A Groveport church is appealing an order made by the Ohio EPA.
Groveport interim Village Administrator Ken Salak reported that representatives of St. Mary Catholic Church filed an appeal with the Ohio EPA in regards to the Ohio EPA’s order that the church to connect to the village of Groveport’s sanitary sewer system and abandon its private sewage disposal system. The agency issued a similar order to neighboring Bright Innovations LLC.
In an statement Aug. 29, the Ohio EPA noted that water quality samples taken in June 2008 from the ditch across from St. Mary Catholic Church "show fecal coliform and E. coli levels in excess of state water quality standards. This is a potential risk to human health."
St. Mary Catholic Church would be required to connect to the existing sewer line, which now only extends to Greenpointe Drive, by spring 2009 with Bright Innovations ordered to tie in after the church is connected. The property owners were given 30 days to appeal the ruling.
According to Salak, the church wants to review its options which include, repairing the current system, hooking up to the sewer at the rear of the church property or attaching to the newly installed line on Groveport Road.
In October, Groveport Village Council plans to further discuss a proposed, 2,100 foot, approximately $840,000 sanitary sewer line would include properties along Groveport Road extending west from Greenpointe Drive to the First Baptist Church of Groveport property and would serve an area encompassing 240 acres.
"It’s not uncommon for the agency to require property owners to connect to a sewer system when necessary," said Erin Strouse of the Ohio EPA in a Sept. 2 interview. She added that, over the past two years, the Ohio EPA has issued similar orders to about a dozen other property owners around the state.
Strouse maintains the Ohio EPA has the authority to require a municipality to maintain public health and abate nuisances.
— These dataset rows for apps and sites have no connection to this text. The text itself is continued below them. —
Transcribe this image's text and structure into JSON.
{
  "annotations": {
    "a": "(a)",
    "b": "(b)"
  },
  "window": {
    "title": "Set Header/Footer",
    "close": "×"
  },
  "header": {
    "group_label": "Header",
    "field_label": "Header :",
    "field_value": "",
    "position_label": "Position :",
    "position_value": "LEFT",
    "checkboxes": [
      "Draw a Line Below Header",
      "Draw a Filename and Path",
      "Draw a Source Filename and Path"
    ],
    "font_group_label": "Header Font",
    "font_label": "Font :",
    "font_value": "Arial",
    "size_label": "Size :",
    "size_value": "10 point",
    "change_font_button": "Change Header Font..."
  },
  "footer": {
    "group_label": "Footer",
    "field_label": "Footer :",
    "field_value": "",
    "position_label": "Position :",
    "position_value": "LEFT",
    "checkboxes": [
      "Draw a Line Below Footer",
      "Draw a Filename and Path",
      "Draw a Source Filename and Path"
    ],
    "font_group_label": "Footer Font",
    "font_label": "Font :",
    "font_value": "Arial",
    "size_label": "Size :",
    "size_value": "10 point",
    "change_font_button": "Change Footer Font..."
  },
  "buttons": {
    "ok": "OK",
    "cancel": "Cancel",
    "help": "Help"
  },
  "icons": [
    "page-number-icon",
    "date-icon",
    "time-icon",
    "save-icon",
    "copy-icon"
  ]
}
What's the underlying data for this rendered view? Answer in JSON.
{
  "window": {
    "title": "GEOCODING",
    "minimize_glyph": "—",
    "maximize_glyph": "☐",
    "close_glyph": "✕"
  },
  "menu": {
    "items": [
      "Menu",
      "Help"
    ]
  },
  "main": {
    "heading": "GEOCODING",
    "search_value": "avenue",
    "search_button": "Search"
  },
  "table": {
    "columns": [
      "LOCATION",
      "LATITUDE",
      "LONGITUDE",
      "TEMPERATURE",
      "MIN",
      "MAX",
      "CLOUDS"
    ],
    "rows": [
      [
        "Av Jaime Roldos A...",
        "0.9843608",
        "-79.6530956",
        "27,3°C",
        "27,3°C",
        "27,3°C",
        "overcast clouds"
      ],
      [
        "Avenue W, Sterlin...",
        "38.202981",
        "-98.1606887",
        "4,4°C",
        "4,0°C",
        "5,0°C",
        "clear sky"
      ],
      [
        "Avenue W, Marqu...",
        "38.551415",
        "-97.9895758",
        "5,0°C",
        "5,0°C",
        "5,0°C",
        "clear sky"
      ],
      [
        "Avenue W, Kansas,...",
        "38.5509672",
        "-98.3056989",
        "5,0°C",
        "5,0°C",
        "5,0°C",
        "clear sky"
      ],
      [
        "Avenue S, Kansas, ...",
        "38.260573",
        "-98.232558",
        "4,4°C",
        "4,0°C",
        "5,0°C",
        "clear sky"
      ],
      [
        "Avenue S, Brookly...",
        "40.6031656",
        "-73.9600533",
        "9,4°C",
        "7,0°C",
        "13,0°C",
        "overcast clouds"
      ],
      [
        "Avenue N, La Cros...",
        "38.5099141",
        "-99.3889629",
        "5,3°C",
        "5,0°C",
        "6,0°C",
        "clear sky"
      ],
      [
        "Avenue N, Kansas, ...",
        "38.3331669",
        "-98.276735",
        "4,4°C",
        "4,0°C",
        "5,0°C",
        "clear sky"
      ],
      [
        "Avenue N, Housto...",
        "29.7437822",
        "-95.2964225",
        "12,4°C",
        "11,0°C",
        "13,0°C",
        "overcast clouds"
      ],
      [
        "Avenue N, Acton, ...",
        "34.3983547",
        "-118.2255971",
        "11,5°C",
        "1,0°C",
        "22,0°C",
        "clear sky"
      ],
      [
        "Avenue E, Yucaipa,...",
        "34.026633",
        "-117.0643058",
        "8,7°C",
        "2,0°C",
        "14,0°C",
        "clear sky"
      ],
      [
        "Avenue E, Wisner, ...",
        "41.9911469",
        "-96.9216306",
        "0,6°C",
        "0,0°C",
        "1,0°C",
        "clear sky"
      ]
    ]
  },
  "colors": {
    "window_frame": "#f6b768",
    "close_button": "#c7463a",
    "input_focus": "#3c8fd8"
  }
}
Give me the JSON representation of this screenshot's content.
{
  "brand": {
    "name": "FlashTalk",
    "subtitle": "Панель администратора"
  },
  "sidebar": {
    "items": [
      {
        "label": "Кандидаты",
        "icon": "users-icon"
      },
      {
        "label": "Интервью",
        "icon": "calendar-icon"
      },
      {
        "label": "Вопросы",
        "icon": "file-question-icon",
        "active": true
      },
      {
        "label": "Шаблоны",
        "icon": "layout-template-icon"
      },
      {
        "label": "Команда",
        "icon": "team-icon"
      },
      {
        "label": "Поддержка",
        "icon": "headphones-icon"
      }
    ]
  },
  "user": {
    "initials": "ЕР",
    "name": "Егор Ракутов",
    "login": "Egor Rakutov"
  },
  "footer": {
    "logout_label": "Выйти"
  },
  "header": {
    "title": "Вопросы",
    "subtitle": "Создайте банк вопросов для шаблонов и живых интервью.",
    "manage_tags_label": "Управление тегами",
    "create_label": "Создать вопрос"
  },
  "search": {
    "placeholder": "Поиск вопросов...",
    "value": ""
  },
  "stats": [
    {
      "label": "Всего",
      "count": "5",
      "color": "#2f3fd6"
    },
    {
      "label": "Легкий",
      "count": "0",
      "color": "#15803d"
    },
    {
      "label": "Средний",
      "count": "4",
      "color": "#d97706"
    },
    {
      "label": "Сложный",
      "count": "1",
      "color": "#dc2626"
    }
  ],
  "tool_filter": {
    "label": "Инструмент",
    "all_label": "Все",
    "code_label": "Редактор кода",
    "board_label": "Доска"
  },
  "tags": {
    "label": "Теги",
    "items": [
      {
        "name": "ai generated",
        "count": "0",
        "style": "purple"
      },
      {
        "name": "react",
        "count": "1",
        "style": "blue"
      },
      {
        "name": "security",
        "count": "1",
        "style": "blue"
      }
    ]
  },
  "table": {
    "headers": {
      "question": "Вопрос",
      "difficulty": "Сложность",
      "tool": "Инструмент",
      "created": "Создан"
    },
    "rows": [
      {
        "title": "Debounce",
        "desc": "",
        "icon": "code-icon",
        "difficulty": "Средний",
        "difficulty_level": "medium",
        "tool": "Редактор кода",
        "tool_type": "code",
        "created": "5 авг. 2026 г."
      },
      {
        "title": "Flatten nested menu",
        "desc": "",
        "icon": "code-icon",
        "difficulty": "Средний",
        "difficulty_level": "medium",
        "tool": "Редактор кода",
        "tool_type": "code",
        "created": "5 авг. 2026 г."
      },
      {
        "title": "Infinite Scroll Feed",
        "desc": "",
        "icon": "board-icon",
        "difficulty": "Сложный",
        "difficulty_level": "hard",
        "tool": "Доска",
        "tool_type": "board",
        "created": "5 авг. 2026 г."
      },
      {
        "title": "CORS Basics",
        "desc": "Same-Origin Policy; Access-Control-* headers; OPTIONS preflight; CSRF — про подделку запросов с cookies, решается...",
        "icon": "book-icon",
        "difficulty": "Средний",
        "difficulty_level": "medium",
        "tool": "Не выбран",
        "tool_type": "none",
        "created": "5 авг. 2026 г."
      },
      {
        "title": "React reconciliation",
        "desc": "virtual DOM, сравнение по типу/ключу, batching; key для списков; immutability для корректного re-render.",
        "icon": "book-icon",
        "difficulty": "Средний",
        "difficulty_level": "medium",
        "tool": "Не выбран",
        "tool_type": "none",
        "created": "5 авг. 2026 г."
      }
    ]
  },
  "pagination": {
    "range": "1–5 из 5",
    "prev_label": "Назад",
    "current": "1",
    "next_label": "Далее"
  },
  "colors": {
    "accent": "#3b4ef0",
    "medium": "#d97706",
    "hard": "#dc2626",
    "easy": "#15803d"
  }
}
She further stated the agency can require property owners who are responsible for their own systems to take the proper steps to ensure the public health.
On Aug. 29, the Ohio EPA stated it "believes that a central sewer to serve this area is needed and is the most appropriate solution as a sewer line accounting for future growth is part of Groveport’s long term infrastructure needs."
The Ohio EPA further stated it "has worked for many years with the involved parties to reach a mutually acceptable resolution, but these efforts have been unsuccessful." Ohio EPA officials feel they "must now proceed with its statutory duty to protect public health and the environment," and "is issuing these orders to begin the process of ensuring that sewage in this area is being handled properly."
"The Ohio EPA intends to require the remaining property owners along Groveport Road to tie in as the sewer becomes available and accessible," the Ohio EPA said in its Aug. 29 statement. "There are more than a dozen parcels owned by nine landowners along Groveport Road between Greenpointe Drive and Swisher Road that are all served by individual sewage treatment systems. These parcels consist of semi-public facilities, single family rental properties, private residences, and an undeveloped lot and a farm field."
The Ohio EPA indicated it would consider modifying its orders if Groveport decides to construct the sewer line extension.
"Should that occur the property owners would be simply required to connect to the line when it becomes available," according to the Ohio EPA.
Groveport Village Council initially rejected the proposed Groveport Road sewer project by a split vote in December 2006 as some council members felt the direct assessments to fund the project would be a burden on the affected property owners. Plus, some property owners in the area feel they do not have sewage problems and therefore do not need the new sewer. However, supporters of the project – including Marc Studley of Access Storage and representatives of the First Baptist Church of Groveport – and the Ohio EPA brought the project back to the attention of Groveport officials in August.
"The village never indicated it would pay to put the sewer line in," said Groveport Law Director Kevin Shannon in a Sept. 2 interview. "There was never any conclusion the village would pay for it."
Shannon said the intention would be, if the project were to proceed, for the village to go to the property owners and ask how they want to pay for the sewer project.
"Some want assessments and some don’t want assessments," said Shannon, who added that in past discussions a majority of property owners did not want to be assessed for the project.
Council has indicated it is waiting to for the affected area’s property owners to tell the village what they want.
Salak provided estimates for direct assessments to affected property owners that would fund the sewer project. Two sets of estimates based on acreage and frontage for the 16 properties were tabulated.
The 20 year, estimated total assessments for the 16 properties for the proposed project range from $4,516 to $369,952 based on acreage; and from $13,395 to $155,892 based on frontage. Estimated annual payments range from $350 to $28,689 based on acreage; and from $1,039 to $12,089 based on frontage.
Shannon said direct assessments are used to pay for a project when a municipality determines there is a need to extend a utility and the affected property owners have not voluntarily petitioned the government to do so. Approval of a resolution of necessity for the project would require five of six council votes for approval if the proposed project is not requested by petition by a majority of the affected property owners.